_Problem to solve_
Look for the line containing "Decode this image" in the records below. Then output it and all the lines that follow, exactly and without any others.

_Data records_
════

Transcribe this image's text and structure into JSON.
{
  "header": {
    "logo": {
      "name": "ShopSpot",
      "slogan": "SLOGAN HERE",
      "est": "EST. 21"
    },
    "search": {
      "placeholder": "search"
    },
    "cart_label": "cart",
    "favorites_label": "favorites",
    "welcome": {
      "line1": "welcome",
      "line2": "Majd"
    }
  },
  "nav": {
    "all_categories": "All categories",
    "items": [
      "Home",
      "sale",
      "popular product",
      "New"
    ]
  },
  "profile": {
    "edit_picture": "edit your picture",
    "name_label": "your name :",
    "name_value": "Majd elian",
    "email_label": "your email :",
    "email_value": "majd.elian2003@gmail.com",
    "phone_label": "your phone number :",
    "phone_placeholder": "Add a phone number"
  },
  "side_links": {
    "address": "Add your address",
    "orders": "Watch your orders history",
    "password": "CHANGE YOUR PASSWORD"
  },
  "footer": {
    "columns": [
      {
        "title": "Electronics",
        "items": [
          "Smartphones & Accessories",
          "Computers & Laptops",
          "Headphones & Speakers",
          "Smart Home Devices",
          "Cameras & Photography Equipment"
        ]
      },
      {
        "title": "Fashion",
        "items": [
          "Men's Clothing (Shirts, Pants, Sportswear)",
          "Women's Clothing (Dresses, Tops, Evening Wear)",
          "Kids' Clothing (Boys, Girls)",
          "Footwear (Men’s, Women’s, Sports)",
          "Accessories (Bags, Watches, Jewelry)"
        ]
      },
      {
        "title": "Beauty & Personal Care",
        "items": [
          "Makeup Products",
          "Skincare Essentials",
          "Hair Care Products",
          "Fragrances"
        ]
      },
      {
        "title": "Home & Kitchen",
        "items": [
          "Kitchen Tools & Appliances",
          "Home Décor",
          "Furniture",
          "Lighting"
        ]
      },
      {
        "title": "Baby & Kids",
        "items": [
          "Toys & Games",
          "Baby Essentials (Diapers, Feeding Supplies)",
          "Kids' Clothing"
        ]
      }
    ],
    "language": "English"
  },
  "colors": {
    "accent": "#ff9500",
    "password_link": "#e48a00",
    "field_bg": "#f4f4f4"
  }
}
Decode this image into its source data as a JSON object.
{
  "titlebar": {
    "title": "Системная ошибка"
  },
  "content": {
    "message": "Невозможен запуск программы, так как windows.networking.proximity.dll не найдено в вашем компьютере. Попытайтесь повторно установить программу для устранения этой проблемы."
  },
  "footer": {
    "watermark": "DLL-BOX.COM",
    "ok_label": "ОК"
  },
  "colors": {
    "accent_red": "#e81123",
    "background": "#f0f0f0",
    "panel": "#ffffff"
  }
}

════

_Result_
Decode this image into its source data as a JSON object.
{
  "titlebar": {
    "title": "Системная ошибка"
  },
  "content": {
    "message": "Невозможен запуск программы, так как windows.networking.proximity.dll не найдено в вашем компьютере. Попытайтесь повторно установить программу для устранения этой проблемы."
  },
  "footer": {
    "watermark": "DLL-BOX.COM",
    "ok_label": "ОК"
  },
  "colors": {
    "accent_red": "#e81123",
    "background": "#f0f0f0",
    "panel": "#ffffff"
  }
}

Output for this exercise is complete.